"He was the Palestinian people," said Le Figaro, the leading conservative daily of Paris, adding that he was also "a man of the shadows."
"He was a traveling storm," said columnist Ghassan Charbel in the Beirut-based
Dar Al Hayat. In his effort to regain Palestinian lands taken over by Jewish settlers, Arafat "would not rest and let no one rest. He would knock every door and seize every opportunity. He would creep into every gathering and celebration.
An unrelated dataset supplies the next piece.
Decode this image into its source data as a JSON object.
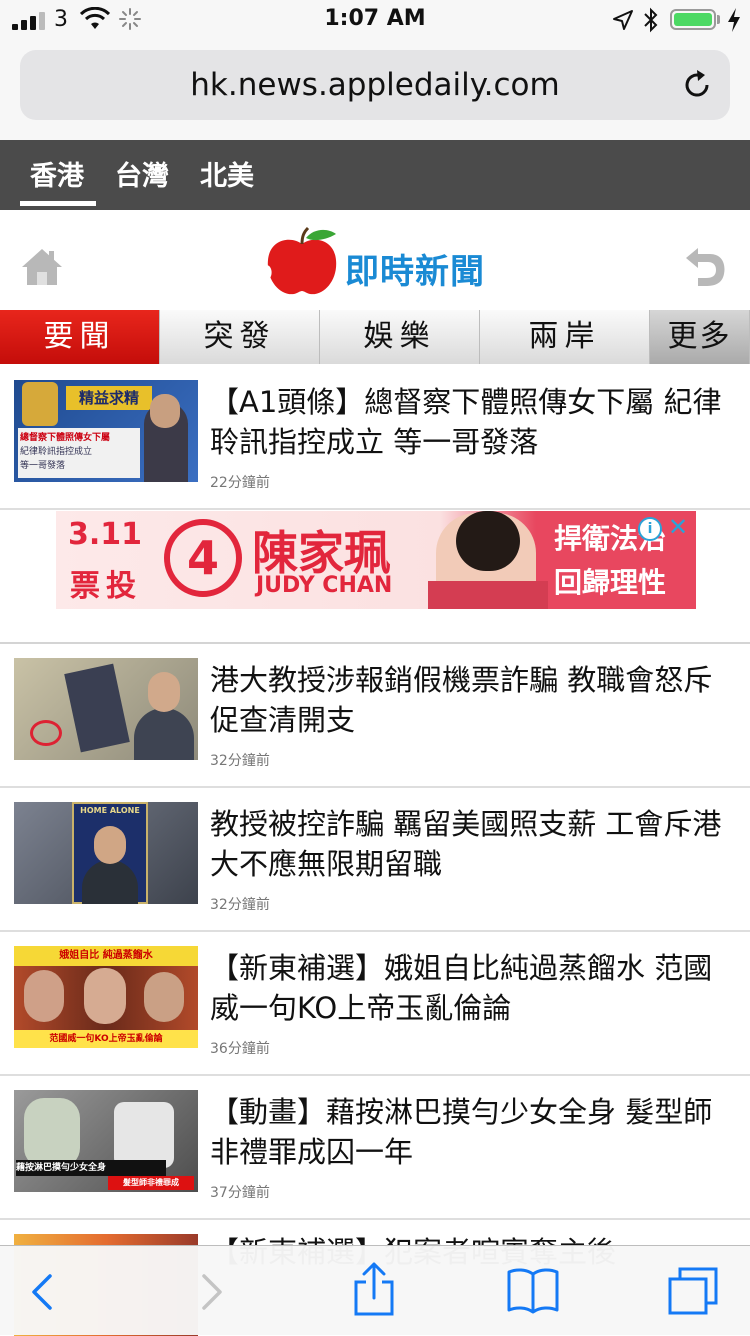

In the face of lack of memory, he would raise the map of a country that was crossed out of the map."
From the start, Arafat's style was both theatrical and bloody, noted the BBC. "In 1953 he sent Egypt's first post-revolution leader, General Muhammad Neguib, a three word petition: 'Don't forget Palestine.' The words were said to have been written in Arafat's own blood."
To be sure, most Israelis shed no tears over his death, noted aljazeera.net. Israeli prime minister Ariel Sharon promised a campaign to identify the late Palestinian leader as "a strategist of world terror".
But other Israelis were more measured. Danny Rubenstein, the West Bank correspondent for the Israeli newspaper Haaretz, wrote an unsentimental obituary for Arafat yesterday.
"All the maneuvers that helped Arafat transform an underground terrorist movement into a recognized political body worked against him when he ... [became] the head of a near-sovereign political entity," Rubenstein wrote.
(Rubenstein is highly recommended reading for anyone interested in the ambiguities of the Israeli-Palestinian conflict. I met him once and asked him how I should describe him in print. "Call me a WASP," he replied. "A white Ashkenazi supporting Palestinians.")
"What would we have to gain by believing Arafat was only the father of terrorism?" asked Ben Dror Yemini in Maariv, an Israeli tabloid that is not particularly sympathetic to the Palestinian cause.
"Many bad Palestinians would want to adopt that perception by arguing that Arafat's legacy ordered them to commit acts of terror," he said. Yemini recalled Arafat's undeniable personal warmth and said he hoped and prayed that Arafat's departure would clear the way for what Israelis call "a Palestinian partner."
The loyalty Arafat inspired could be awe-inspiring, said Palestinian journalist Ramzy Baroud, writing for the Gulf News in the United Arab Emirates. In a Gaza refugee camp, he recalled seeing Israeli soldiers forcing young Palestinians to their knees, threatening to beat them if they did not spit upon a photo of Arafat.
"'Say Arafat is a jackass,' the soldiers would scream. No one would exchange his safety for insulting an image of Arafat," Baroud wrote.
Arafat's longtime rivals in the more radical Hamas and Islamic Jihad organizations offered effusive praise for his leadership, according to the Hezbollah TV station, Al Manar. One Palestinian leader told Al Manar that achieving Palestinian unity would be "easier" after Arafat passed, according to a video clip made available by the Middle East Media Research Institute.